▶ [TASK INPUT]:
# # #

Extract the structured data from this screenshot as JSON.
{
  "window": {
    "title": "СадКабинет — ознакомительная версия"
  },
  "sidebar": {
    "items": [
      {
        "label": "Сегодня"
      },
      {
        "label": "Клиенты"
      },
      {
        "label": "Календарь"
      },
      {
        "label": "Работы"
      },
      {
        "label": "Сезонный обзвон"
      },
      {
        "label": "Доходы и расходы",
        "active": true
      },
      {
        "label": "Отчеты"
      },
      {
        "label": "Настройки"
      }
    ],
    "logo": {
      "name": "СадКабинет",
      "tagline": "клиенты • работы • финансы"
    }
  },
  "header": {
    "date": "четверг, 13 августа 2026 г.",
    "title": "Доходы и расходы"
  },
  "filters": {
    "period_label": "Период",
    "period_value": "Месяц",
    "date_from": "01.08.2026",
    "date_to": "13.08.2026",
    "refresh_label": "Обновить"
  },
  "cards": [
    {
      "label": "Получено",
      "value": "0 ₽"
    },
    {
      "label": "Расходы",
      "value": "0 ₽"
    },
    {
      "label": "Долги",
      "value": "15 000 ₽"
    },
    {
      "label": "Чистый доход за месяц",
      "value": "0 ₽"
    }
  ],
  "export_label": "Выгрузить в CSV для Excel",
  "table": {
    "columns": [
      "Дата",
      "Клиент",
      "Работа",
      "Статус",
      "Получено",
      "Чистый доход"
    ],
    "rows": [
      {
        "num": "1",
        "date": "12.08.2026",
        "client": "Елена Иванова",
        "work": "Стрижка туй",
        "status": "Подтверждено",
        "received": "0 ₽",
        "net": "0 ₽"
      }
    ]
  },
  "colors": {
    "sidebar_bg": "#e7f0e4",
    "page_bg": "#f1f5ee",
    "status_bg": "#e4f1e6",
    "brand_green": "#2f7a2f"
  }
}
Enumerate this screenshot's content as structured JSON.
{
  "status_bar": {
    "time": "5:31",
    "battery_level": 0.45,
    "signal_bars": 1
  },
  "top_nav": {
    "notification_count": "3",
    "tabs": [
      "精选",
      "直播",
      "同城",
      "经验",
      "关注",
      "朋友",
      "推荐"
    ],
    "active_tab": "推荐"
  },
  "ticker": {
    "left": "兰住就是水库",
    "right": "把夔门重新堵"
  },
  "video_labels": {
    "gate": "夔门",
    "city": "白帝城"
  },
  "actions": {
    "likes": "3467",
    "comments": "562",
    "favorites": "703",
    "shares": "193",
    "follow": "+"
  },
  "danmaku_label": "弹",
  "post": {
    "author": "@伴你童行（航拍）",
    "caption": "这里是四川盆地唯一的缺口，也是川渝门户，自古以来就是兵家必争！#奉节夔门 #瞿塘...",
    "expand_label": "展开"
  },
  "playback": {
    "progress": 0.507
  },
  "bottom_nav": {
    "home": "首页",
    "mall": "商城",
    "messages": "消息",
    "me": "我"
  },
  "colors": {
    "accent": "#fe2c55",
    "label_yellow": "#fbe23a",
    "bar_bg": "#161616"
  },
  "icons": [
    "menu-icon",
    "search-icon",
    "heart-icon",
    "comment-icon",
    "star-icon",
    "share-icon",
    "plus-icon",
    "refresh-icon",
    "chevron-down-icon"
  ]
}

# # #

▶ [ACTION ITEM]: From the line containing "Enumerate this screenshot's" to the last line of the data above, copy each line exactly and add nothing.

▶ [WRITTEN RESPONSE]:
Enumerate this screenshot's content as structured JSON.
{
  "status_bar": {
    "time": "5:31",
    "battery_level": 0.45,
    "signal_bars": 1
  },
  "top_nav": {
    "notification_count": "3",
    "tabs": [
      "精选",
      "直播",
      "同城",
      "经验",
      "关注",
      "朋友",
      "推荐"
    ],
    "active_tab": "推荐"
  },
  "ticker": {
    "left": "兰住就是水库",
    "right": "把夔门重新堵"
  },
  "video_labels": {
    "gate": "夔门",
    "city": "白帝城"
  },
  "actions": {
    "likes": "3467",
    "comments": "562",
    "favorites": "703",
    "shares": "193",
    "follow": "+"
  },
  "danmaku_label": "弹",
  "post": {
    "author": "@伴你童行（航拍）",
    "caption": "这里是四川盆地唯一的缺口，也是川渝门户，自古以来就是兵家必争！#奉节夔门 #瞿塘...",
    "expand_label": "展开"
  },
  "playback": {
    "progress": 0.507
  },
  "bottom_nav": {
    "home": "首页",
    "mall": "商城",
    "messages": "消息",
    "me": "我"
  },
  "colors": {
    "accent": "#fe2c55",
    "label_yellow": "#fbe23a",
    "bar_bg": "#161616"
  },
  "icons": [
    "menu-icon",
    "search-icon",
    "heart-icon",
    "comment-icon",
    "star-icon",
    "share-icon",
    "plus-icon",
    "refresh-icon",
    "chevron-down-icon"
  ]
}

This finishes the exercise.